How can company Y advertise or sell the systems with product keys that don't work because they were activated at Company X, yet never tranfered? Who's held responsible or is this part of a "grey area" covered in the bulk license agreement and I'm SOL?
As far as MS is concerned, I could be a janitor at Company X who saw an unused box sitting in a closet and decided to write down the product key.
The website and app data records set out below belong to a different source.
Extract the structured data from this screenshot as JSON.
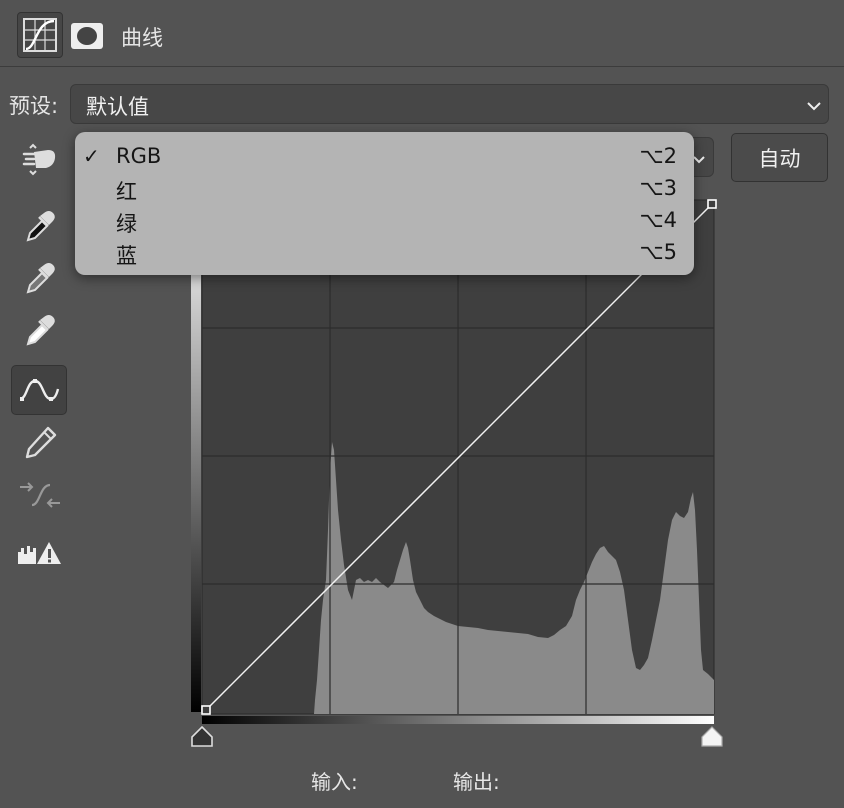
{
  "header": {
    "title": "曲线"
  },
  "preset": {
    "label": "预设:",
    "value": "默认值"
  },
  "auto_button": {
    "label": "自动"
  },
  "channel_menu": {
    "items": [
      {
        "label": "RGB",
        "shortcut": "⌥2",
        "checked": true
      },
      {
        "label": "红",
        "shortcut": "⌥3",
        "checked": false
      },
      {
        "label": "绿",
        "shortcut": "⌥4",
        "checked": false
      },
      {
        "label": "蓝",
        "shortcut": "⌥5",
        "checked": false
      }
    ]
  },
  "check_mark": "✓",
  "io": {
    "input_label": "输入:",
    "output_label": "输出:"
  },
  "colors": {
    "panel_bg": "#535353",
    "graph_bg": "#3f3f3f",
    "histogram": "#8a8a8a",
    "menu_bg": "#b4b4b4"
  }
}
If they don't know who sold what to who and when, how can they know the difference between the janitor who wrote down the a product key and the small business owner who bought a refurbished system with a legit license from a third party?
If MS sells 500 or 1,000 XP Pro licenses you'd think they'd have some sort of record of who they sold them to. You'd think accounting might want to know this, but I'm just a developer, so what do I know.
I may get flamed for this but...
I had to do it. I did not mine from my brother I got it through shady ways...but I only use it for testing my sites in IE otherwise I am all open sores.... source I mean
[edited by: bill at 12:08 am (utc) on April 27, 2006]
[edit reason] This is not the place to help people illegally obtain software [/edit]
It is the non-critical updates that are not available to "bad" Windows versions.
I think even Gates is worried about the hole that would open if they denied updates to outdated computers running their software that was not secure and they could even be held liable for such action.
1.) A section of the market is now unable to update XP.
2.) That section transfer to Linux.
3.) Linix market share increases.
4.) Greater demand for standard applications on Linux (Dreamweaver, Photoshop etc).
5.) The day when Linux does what the masses need approaches faster than it did.
Well done MS :)
I'm waiting for the day when I can dump XP and and run things like DreamWeaver and Photoshop on Linux.